* Required action:
What lines of the data hold the string "quantity"? Pull each one out.

+++ Available data +++

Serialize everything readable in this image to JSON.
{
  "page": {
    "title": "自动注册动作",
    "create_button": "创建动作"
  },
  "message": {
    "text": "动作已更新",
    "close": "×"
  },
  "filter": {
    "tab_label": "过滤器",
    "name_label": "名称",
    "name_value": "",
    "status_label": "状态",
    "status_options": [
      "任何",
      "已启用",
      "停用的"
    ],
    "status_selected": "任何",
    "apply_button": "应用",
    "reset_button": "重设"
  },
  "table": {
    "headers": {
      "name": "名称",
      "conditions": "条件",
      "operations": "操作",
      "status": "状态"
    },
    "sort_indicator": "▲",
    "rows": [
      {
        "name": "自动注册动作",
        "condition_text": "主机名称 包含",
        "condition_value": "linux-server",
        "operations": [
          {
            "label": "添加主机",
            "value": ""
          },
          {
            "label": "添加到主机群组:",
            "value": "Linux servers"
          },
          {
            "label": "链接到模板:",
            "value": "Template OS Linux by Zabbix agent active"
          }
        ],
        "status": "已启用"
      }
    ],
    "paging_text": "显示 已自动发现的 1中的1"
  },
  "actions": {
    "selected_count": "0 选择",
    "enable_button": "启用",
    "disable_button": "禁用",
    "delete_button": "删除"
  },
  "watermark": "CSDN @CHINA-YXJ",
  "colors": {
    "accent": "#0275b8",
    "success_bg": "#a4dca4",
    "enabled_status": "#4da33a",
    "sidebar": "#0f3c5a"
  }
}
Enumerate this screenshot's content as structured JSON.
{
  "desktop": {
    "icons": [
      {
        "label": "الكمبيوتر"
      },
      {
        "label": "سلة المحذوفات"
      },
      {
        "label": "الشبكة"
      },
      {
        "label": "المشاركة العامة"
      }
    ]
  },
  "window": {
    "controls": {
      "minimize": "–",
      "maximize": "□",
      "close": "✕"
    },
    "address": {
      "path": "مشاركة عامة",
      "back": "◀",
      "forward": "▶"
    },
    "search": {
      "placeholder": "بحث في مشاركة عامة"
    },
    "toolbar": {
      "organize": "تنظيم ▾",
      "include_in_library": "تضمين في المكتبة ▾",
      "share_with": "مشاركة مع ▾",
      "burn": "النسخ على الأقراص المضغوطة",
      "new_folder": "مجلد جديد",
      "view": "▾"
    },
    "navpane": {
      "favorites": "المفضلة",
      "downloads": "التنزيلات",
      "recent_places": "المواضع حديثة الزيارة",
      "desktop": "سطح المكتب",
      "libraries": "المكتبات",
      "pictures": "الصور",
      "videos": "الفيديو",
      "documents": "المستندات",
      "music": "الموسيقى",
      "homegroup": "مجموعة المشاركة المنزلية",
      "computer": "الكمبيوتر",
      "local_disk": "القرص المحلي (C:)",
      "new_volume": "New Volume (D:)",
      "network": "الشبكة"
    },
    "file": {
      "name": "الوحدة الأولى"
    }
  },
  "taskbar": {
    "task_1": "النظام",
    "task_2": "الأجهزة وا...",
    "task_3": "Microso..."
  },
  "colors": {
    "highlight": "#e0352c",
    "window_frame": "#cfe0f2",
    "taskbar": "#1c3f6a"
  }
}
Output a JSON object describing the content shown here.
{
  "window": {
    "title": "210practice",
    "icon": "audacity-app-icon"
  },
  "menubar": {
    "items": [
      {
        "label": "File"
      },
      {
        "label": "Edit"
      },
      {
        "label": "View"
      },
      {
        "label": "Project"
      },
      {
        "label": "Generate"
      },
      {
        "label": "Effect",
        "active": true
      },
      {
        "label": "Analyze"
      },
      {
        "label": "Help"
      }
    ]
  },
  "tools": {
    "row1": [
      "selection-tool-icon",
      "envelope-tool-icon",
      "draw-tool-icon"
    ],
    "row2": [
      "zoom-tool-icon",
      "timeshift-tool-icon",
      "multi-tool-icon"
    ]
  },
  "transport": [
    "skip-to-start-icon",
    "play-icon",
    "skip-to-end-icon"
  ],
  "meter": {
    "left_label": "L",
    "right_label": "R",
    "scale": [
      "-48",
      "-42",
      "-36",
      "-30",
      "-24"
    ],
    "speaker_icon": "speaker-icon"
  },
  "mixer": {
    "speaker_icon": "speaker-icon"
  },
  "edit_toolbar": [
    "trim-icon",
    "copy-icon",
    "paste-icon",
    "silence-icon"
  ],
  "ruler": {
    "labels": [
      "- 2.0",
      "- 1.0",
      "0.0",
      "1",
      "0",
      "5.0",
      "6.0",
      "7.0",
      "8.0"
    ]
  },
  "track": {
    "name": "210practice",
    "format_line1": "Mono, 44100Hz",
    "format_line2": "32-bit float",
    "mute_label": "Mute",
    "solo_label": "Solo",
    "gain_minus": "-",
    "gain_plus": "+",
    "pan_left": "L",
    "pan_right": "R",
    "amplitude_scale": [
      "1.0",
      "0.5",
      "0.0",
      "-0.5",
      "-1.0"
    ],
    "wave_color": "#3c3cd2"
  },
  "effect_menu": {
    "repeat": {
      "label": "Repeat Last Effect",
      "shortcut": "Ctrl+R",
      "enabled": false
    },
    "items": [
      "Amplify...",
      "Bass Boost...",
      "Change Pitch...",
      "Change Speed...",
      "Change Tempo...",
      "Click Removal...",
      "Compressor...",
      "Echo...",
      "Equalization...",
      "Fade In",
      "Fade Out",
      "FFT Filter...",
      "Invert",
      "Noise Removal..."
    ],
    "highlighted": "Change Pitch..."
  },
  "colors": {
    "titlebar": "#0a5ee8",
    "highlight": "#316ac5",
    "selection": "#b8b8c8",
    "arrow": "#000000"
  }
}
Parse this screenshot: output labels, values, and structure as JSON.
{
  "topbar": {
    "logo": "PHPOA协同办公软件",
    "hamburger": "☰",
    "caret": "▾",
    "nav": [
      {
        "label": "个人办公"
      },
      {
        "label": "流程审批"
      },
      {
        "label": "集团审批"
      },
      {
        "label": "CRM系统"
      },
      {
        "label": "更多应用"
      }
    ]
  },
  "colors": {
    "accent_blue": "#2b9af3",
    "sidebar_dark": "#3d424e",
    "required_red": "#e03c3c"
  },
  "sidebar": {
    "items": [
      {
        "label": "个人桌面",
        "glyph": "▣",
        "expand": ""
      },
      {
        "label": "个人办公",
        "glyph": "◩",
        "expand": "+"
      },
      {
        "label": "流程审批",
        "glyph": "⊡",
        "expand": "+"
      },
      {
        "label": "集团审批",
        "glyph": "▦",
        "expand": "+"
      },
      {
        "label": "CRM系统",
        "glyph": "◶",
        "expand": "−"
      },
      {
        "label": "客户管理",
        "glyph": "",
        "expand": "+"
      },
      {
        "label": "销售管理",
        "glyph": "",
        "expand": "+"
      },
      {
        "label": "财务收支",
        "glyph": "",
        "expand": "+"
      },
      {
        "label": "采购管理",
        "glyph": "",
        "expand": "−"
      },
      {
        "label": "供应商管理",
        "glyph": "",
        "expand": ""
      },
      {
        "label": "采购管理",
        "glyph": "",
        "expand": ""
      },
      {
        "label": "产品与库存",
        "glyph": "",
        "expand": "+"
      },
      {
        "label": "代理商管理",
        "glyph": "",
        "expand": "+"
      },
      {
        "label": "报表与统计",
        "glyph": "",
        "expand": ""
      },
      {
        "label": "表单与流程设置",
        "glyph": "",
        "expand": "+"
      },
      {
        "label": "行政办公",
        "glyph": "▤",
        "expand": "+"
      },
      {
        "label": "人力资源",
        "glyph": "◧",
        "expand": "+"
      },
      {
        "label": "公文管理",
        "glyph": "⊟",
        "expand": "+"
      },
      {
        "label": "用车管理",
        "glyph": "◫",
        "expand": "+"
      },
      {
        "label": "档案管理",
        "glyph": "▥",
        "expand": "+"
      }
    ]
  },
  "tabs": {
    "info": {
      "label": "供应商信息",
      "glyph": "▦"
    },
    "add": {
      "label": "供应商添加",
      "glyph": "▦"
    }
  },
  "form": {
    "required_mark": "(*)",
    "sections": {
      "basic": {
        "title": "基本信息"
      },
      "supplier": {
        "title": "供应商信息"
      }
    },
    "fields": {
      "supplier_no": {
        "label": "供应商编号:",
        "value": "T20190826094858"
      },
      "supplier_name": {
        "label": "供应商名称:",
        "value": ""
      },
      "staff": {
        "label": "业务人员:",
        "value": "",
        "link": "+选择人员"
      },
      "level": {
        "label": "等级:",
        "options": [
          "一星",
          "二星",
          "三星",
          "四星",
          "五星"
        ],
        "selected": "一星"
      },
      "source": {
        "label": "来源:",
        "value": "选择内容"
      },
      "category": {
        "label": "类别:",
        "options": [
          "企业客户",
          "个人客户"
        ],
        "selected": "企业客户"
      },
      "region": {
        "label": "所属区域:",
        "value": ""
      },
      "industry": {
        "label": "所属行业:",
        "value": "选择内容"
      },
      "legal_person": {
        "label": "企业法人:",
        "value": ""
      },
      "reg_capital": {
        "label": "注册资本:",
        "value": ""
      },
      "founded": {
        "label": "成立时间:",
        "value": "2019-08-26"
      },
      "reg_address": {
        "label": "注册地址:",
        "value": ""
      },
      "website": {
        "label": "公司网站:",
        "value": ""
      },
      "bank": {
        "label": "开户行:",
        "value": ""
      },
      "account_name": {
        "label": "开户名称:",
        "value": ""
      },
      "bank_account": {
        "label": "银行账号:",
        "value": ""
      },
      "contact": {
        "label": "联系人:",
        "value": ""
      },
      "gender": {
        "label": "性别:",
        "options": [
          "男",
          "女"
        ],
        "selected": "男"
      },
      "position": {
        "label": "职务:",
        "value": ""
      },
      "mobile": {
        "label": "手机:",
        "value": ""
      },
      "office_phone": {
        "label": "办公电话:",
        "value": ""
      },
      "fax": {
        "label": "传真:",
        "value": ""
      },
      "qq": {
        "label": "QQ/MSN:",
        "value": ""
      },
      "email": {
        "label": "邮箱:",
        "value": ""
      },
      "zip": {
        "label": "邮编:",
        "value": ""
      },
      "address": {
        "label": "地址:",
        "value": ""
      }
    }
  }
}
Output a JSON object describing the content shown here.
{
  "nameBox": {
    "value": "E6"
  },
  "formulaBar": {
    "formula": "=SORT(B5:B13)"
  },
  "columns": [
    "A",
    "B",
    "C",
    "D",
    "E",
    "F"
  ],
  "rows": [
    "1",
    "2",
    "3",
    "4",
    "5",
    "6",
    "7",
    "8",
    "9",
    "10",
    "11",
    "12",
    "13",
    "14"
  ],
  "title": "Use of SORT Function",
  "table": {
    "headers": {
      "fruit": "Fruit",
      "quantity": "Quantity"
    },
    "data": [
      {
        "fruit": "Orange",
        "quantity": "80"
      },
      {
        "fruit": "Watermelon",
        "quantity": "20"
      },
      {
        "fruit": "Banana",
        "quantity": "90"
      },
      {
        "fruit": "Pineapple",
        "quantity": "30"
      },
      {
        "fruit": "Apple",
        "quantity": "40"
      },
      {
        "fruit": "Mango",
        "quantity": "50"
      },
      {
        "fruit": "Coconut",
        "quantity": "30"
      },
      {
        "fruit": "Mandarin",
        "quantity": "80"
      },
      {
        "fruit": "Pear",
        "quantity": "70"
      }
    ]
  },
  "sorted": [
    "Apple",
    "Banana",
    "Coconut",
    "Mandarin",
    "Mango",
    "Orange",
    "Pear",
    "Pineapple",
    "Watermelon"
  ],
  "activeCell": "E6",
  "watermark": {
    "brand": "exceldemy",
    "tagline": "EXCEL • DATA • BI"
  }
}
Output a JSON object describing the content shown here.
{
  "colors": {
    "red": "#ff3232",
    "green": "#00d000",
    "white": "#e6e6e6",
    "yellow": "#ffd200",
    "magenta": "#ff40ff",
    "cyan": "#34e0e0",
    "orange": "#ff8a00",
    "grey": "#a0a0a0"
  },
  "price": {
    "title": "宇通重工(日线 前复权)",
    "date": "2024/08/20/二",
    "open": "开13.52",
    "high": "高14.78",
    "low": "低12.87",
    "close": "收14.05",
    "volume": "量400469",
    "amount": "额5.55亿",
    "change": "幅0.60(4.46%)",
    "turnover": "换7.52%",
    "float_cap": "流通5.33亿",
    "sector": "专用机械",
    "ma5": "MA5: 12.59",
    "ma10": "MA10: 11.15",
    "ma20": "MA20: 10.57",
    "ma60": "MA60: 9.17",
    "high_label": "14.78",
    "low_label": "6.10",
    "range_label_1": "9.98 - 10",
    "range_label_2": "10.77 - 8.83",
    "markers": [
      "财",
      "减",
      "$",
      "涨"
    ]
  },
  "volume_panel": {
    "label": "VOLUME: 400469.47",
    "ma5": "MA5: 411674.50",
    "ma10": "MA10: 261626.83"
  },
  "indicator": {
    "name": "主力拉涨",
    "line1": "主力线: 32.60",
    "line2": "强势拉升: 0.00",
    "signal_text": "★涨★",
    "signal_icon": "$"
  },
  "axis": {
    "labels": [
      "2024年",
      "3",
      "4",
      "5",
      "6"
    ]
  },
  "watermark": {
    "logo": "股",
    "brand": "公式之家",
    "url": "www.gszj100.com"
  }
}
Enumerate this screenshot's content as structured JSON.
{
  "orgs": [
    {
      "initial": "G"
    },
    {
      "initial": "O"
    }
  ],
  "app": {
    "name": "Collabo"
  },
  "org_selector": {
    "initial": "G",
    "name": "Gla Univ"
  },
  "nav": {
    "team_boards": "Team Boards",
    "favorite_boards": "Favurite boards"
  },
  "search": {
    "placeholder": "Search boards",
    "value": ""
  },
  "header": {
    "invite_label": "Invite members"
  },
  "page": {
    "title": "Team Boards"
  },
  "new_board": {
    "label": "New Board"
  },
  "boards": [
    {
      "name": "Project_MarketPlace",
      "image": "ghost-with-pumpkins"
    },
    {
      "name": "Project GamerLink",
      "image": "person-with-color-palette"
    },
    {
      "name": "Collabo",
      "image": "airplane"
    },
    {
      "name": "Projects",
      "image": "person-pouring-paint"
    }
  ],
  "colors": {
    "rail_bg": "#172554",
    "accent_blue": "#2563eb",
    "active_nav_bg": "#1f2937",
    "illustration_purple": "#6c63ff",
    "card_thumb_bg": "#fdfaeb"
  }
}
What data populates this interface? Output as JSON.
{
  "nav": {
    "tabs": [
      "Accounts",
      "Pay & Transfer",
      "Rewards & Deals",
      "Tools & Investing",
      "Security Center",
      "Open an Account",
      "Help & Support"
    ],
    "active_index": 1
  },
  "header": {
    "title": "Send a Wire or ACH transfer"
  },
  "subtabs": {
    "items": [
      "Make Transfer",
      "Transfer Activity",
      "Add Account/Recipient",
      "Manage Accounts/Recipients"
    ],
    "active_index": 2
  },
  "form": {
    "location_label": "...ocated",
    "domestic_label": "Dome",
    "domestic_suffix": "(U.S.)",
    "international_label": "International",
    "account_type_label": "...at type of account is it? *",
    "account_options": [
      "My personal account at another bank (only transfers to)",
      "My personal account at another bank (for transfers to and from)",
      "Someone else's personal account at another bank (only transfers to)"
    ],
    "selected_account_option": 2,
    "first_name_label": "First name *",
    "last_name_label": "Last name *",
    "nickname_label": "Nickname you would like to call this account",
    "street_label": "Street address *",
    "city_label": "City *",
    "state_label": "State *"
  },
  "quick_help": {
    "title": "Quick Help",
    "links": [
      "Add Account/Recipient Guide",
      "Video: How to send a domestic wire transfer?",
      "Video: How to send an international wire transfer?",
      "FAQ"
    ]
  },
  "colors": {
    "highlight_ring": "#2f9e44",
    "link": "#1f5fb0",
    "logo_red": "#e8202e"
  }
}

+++

* Response to the exercise:
      "quantity": "Quantity"
        "quantity": "80"
        "quantity": "20"
        "quantity": "90"
        "quantity": "30"
        "quantity": "40"
        "quantity": "50"
        "quantity": "30"
        "quantity": "80"
        "quantity": "70"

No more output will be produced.